Copy each line of the records that includes "header".

Saved entries
╭──

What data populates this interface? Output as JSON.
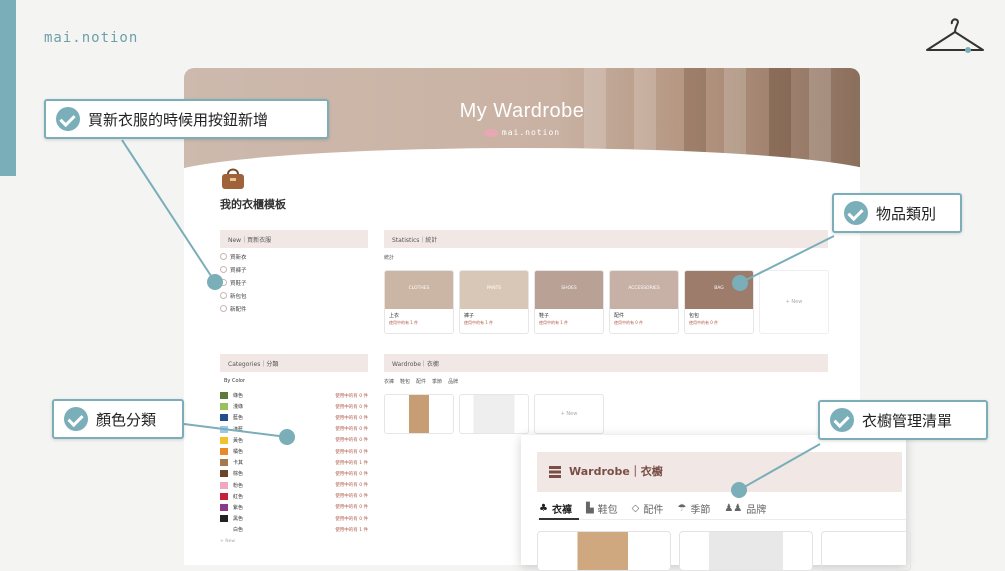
{
  "brand": "mai.notion",
  "page": {
    "cover_title": "My Wardrobe",
    "cover_sub": "mai.notion",
    "title": "我的衣櫃模板"
  },
  "new_panel": {
    "header": "New｜買新衣服",
    "items": [
      "買新衣",
      "買褲子",
      "買鞋子",
      "新包包",
      "新配件"
    ]
  },
  "stats_panel": {
    "header": "Statistics｜統計",
    "subhead": "統計",
    "cards": [
      {
        "overlay": "CLOTHES",
        "label": "上衣",
        "sub": "使用中的有 1 件",
        "color": "#cbb6a5"
      },
      {
        "overlay": "PANTS",
        "label": "褲子",
        "sub": "使用中的有 1 件",
        "color": "#d8c6b6"
      },
      {
        "overlay": "SHOES",
        "label": "鞋子",
        "sub": "使用中的有 1 件",
        "color": "#b9a196"
      },
      {
        "overlay": "ACCESSORIES",
        "label": "配件",
        "sub": "使用中的有 0 件",
        "color": "#c7b1a6"
      },
      {
        "overlay": "BAG",
        "label": "包包",
        "sub": "使用中的有 0 件",
        "color": "#9e7c6b"
      }
    ],
    "new_label": "+ New"
  },
  "categories_panel": {
    "header": "Categories｜分類",
    "group": "By Color",
    "colors": [
      {
        "name": "綠色",
        "num": "使用中的有 0 件",
        "color": "#5d7a3a"
      },
      {
        "name": "淺綠",
        "num": "使用中的有 0 件",
        "color": "#9bc25a"
      },
      {
        "name": "藍色",
        "num": "使用中的有 0 件",
        "color": "#234e8c"
      },
      {
        "name": "淺藍",
        "num": "使用中的有 0 件",
        "color": "#9cc8e8"
      },
      {
        "name": "黃色",
        "num": "使用中的有 0 件",
        "color": "#f2c12e"
      },
      {
        "name": "橘色",
        "num": "使用中的有 0 件",
        "color": "#e88a2a"
      },
      {
        "name": "卡其",
        "num": "使用中的有 1 件",
        "color": "#a4784c"
      },
      {
        "name": "棕色",
        "num": "使用中的有 0 件",
        "color": "#6b4428"
      },
      {
        "name": "粉色",
        "num": "使用中的有 0 件",
        "color": "#f1a6c2"
      },
      {
        "name": "紅色",
        "num": "使用中的有 0 件",
        "color": "#c4203a"
      },
      {
        "name": "紫色",
        "num": "使用中的有 0 件",
        "color": "#8a3a8a"
      },
      {
        "name": "黑色",
        "num": "使用中的有 0 件",
        "color": "#222222"
      },
      {
        "name": "白色",
        "num": "使用中的有 1 件",
        "color": "#ffffff"
      }
    ],
    "new_label": "+ New"
  },
  "wardrobe_panel": {
    "header": "Wardrobe｜衣櫥",
    "tabs": [
      "衣褲",
      "鞋包",
      "配件",
      "季節",
      "品牌"
    ],
    "new_label": "+ New"
  },
  "zoom": {
    "title": "Wardrobe｜衣櫥",
    "tabs": [
      "衣褲",
      "鞋包",
      "配件",
      "季節",
      "品牌"
    ]
  },
  "callouts": {
    "new_button": "買新衣服的時候用按鈕新增",
    "categories": "物品類別",
    "colors": "顏色分類",
    "wardrobe": "衣櫥管理清單"
  }
}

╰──

> FINISHED TASK:
    "header": "New｜買新衣服",
    "header": "Statistics｜統計",
    "header": "Categories｜分類",
    "header": "Wardrobe｜衣櫥",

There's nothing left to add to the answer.